  5. Civics. Or something. Today’s civics lesson showed off the best legal defense money can buy. Obviously, not everyone can afford that sort of thing, but that’s not for here. What we saw was a phalanx of brilliant defense lawyers doing what brilliant defense lawyers do: make everyone else look as awful as their clients. On this day it was Port Authority Executive Director Patrick Foye. Foye, whose tenure at the top includes the Bridgegate era, didn’t do himself many favors. Today’s testimony revealed he wasn’t especially wedded to concepts like honesty or transparency. It was painful to hear the Port Authority chief call his own contradictions “immaterial.” It was a cycle of gasp-groan-cringe and it went on much too long for comfort. And just like that, Bill and Bridget aren’t the most unsympathetic characters in the room. See how that works? Bravo (well-paid) counselor! But still, disgusting to watch.
  6. Pastel Sketchy. My newest obsession: courtroom drawings. Two artists were on hand today. As the proceedings ground my brain to mush, I lost myself in dueling chalk pastel strokes that slowly revealed the very courtroom scene we were forbidden to photograph. Watching these two artists, a righty and a southpaw, methodically ply their trade was utterly beguiling and hypnotic.
  7. WildsteinGate. That’s what Port Authority director Pat Foye first called this mess, an hommage to Governor Christie’s former PA henchman David Wildstein. If Wildstein is half as vindictive as they’re making him out to be, he’ll kill me for saying this but he sounds like a real piece of garbage. “A cancer on the Port Authority” Pat Foye confirmed. After urging Baroni to raise these concerns with Wildstein, “it got worse,” said Foye. Apparently, Wildstein had a creepy steak too as evidenced by the multiple web domains Wildstein took out in Foye’s name, prompting Foye to finally reach out to outside legal counsel. Finally.

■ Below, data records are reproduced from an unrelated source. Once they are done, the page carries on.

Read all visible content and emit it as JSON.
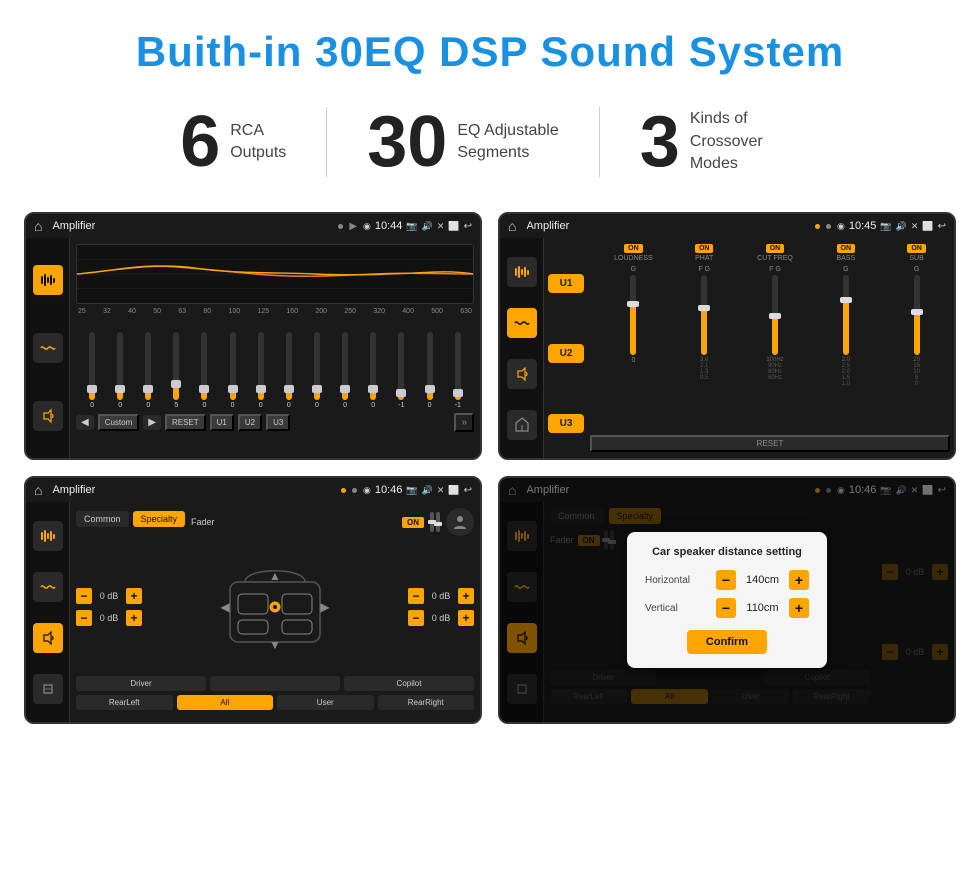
{
  "page": {
    "title": "Buith-in 30EQ DSP Sound System"
  },
  "stats": [
    {
      "number": "6",
      "label_line1": "RCA",
      "label_line2": "Outputs"
    },
    {
      "number": "30",
      "label_line1": "EQ Adjustable",
      "label_line2": "Segments"
    },
    {
      "number": "3",
      "label_line1": "Kinds of",
      "label_line2": "Crossover Modes"
    }
  ],
  "screens": {
    "screen1": {
      "title": "Amplifier",
      "time": "10:44",
      "eq_labels": [
        "25",
        "32",
        "40",
        "50",
        "63",
        "80",
        "100",
        "125",
        "160",
        "200",
        "250",
        "320",
        "400",
        "500",
        "630"
      ],
      "eq_values": [
        "0",
        "0",
        "0",
        "5",
        "0",
        "0",
        "0",
        "0",
        "0",
        "0",
        "0",
        "-1",
        "0",
        "-1"
      ],
      "bottom_btns": [
        "Custom",
        "RESET",
        "U1",
        "U2",
        "U3"
      ]
    },
    "screen2": {
      "title": "Amplifier",
      "time": "10:45",
      "channels": [
        "U1",
        "U2",
        "U3"
      ],
      "controls": [
        "LOUDNESS",
        "PHAT",
        "CUT FREQ",
        "BASS",
        "SUB"
      ]
    },
    "screen3": {
      "title": "Amplifier",
      "time": "10:46",
      "tabs": [
        "Common",
        "Specialty"
      ],
      "active_tab": "Specialty",
      "fader_label": "Fader",
      "fader_on": "ON",
      "db_values": [
        "0 dB",
        "0 dB",
        "0 dB",
        "0 dB"
      ],
      "bottom_btns": [
        "Driver",
        "",
        "Copilot",
        "RearLeft",
        "All",
        "User",
        "RearRight"
      ]
    },
    "screen4": {
      "title": "Amplifier",
      "time": "10:46",
      "tabs": [
        "Common",
        "Specialty"
      ],
      "dialog": {
        "title": "Car speaker distance setting",
        "horizontal_label": "Horizontal",
        "horizontal_value": "140cm",
        "vertical_label": "Vertical",
        "vertical_value": "110cm",
        "confirm_label": "Confirm"
      }
    }
  },
  "icons": {
    "home": "⌂",
    "back": "↩",
    "location": "◉",
    "camera": "📷",
    "volume": "🔊",
    "close": "✕",
    "window": "⬜",
    "eq": "≡",
    "wave": "〜",
    "speaker": "◈",
    "arrow_right": "▶",
    "arrow_left": "◀",
    "chevron": "»"
  }
}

  8. Friends and Family. The defendants had about a half-dozen supporters among the crowd, including what appeared to be Baroni’s parents. I found myself gazing frequently in their direction, imagining what might be going through their minds. I felt sorry for them. It was actually easy to sympathize with the defendants at times as well. That’s why it’s useful to recall the massive alleged corruption that got us here in the first place, lest we lose ourselves in the defense’s narrative.
  9. Filet the Big Fish. I arrived home from Newark to news that, in light of this week’s scandalously contradictory testimony, Assemblyman John Wisniewski is ready to interview Governor Chris Christie under oath. If I’m forced to cover Federal Court ever again for the rest of my life, it’ll be too soon. But Chris Christie under oath? Consider me first in line for that show!
  10. Trump and Christie. So who’s the primary villain here? If I’m a betting man, i’m putting all my money on Chris Christie and his former campaign manager (+ Bridget Kelly’s ex-boy toy) Bill Stepien. Surely it was their selfish ambition that led us all to this trial. But instead of being in court (or in shackles) Christie and Stepien are out on the campaign trail working to send Donald Trump to the White House. For his part, Trump seems unconcerned by Christie’s woes, favoring him despite the scandal due to Christie’s “loyalty” to Trump’s presidential cause. Someone should remind The Donald how much loyalty Christie showed to his own staff when the going got tough.

Jay Lassiter is an iconoclast, tech savvy media artiste, street warrior for LGBT liberty and marijuana reform, and an un-intimidated presence if the halls of Trenton power as he aggressively pursues liberal causes. He’s often at brunch and always on twitter @Jay_Lass.